Archives: Westerns

Writing Observations: Backstory

I finished reading a slim, hardboiled novel the other day of 142 pages and marveled again about how much story these good writers from the ’50s could cram into a tiny space.

One of the things I liked best was that the backstory wasn’t front loaded into the plot. I think a lot of modern writers would have spun it out twice as long and shown us a bunch of scenes of the youthful years of the character as he experienced the things that shaped him. Instead, the story starts with Jake Wade’s new identity already established, then the threat to that identity is introduced. The story is in motion from the very start and anything we don’t know acts as an enticement to find out the secrets behind it all. Boy do I love that style more.

I wonder if it says something about the era in which I grew up, where as a boy I admired and emulated men who had still waters that run deep, and didn’t talk about problems. Not that I was successful, because I tend to wear my heart on my sleeve, but I aspired to be more like that. Those were the models I saw around me and those are the models I saw on television and in the movies. Of course those models had some things wrong with them, too — the inability to communicate, for instance — but I still admire the habit of not spewing your problems and backstory over everybody you meet. Maybe the tendency to do that in some modern fiction is a backlash against being too closed in.

Anyway, two thumbs up for The Law and Jake Wade, and I’m looking forward to seeing the movie now, which is supposed to be a pretty strong old western.

It’s not until page 134 (of those 142) where we finally get a little window into how a man who’s good now ended up running with a bad bunch in the past, because it’s necessary for Jake to try and explain himself to the woman he loves over breakfast before he makes his final goodbye. Here, I’ll excerpt this text from Marvin Albert’s book:

Treasures

All kinds of cool treasures are rolling in these days. It’s nice to have friends.

I’ll save more detailed descriptions for a day when I have a little more time (I’m determined to finish most of my new short story today).

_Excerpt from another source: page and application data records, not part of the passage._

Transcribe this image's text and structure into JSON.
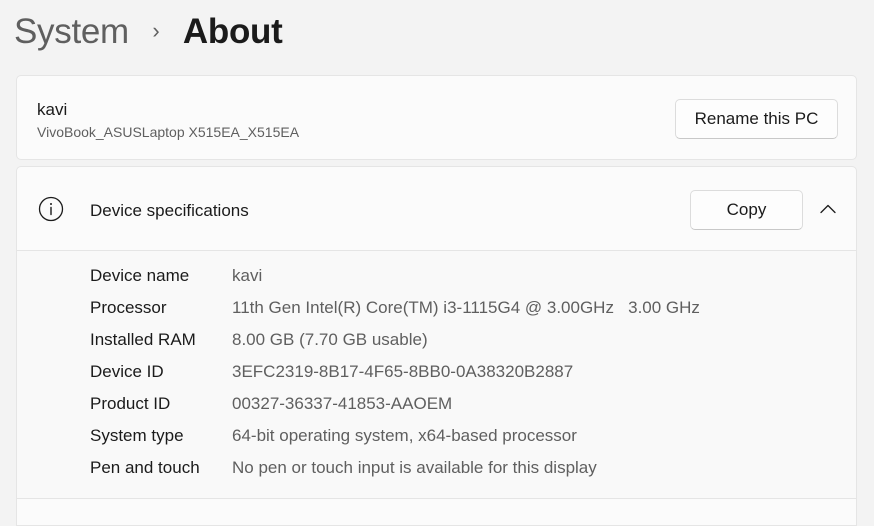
{
  "breadcrumb": {
    "parent": "System",
    "separator": "›",
    "current": "About"
  },
  "pc": {
    "name": "kavi",
    "model": "VivoBook_ASUSLaptop X515EA_X515EA",
    "rename_label": "Rename this PC"
  },
  "device_specs": {
    "icon": "info-icon",
    "title": "Device specifications",
    "copy_label": "Copy",
    "expanded": true,
    "rows": [
      {
        "label": "Device name",
        "value": "kavi"
      },
      {
        "label": "Processor",
        "value": "11th Gen Intel(R) Core(TM) i3-1115G4 @ 3.00GHz   3.00 GHz"
      },
      {
        "label": "Installed RAM",
        "value": "8.00 GB (7.70 GB usable)"
      },
      {
        "label": "Device ID",
        "value": "3EFC2319-8B17-4F65-8BB0-0A38320B2887"
      },
      {
        "label": "Product ID",
        "value": "00327-36337-41853-AAOEM"
      },
      {
        "label": "System type",
        "value": "64-bit operating system, x64-based processor"
      },
      {
        "label": "Pen and touch",
        "value": "No pen or touch input is available for this display"
      }
    ]
  }
}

First, though, the new Astonishing Swordsmen and Sorcerers of Hyperborea is a thing of beauty, a work of art. I spent thirty minutes last night just flipping through and soaking up all the artwork. If it’s not THE go-to sword-and-sorcery rpg at this point, it’s tied for first place. It just oozes the right vibe. In the next little bit I’ll post some pics.

Great Western Reads Part 2

It’s not just that I want a western. I want them with lean prose and a lot of action; with characters deep enough to care about, with believable motivations and sharp plots that read quickly. No bloat. No padding. No digressions. In other words, pretty hard-boiled. Believe it or not, those simple requirements are hard to meet.

Today I thought I’d share some writers that my site visitors may not have heard of and who I think are worth a serious look. I’ve read some others now who might be in the running, but have seen enough from those listed here to recommend more than just one book.

Great Western Reads Part 1

Everyone’s heard of Louis L’Amour. It seems like most “best western” conversations begin and end with him, although you might hear a mention of Max Brand or Riders of the Purple Sage. But there are scads of additional western writers, and there’s lots of great stuff out there hidden amongst the dreck. The trick is finding a guide to it.

A good place to start might be the new book by Scott Harris and Paul Bishop, 52 Weeks 52 Western Novels: Old Favorites and New Discoveries. In it, Harris and Bishop and a handful of other contributors discuss overlooked westerns of excellence. They don’t waste your time by giving a two-page spread to stuff you know about, like Lonesome Dove. They do dig deep into the L’Amour catalog to point out a couple of strong ones, but mostly they present things you probably aren’t aware of. It’s the kind of list Chris Hocking and I have been looking for.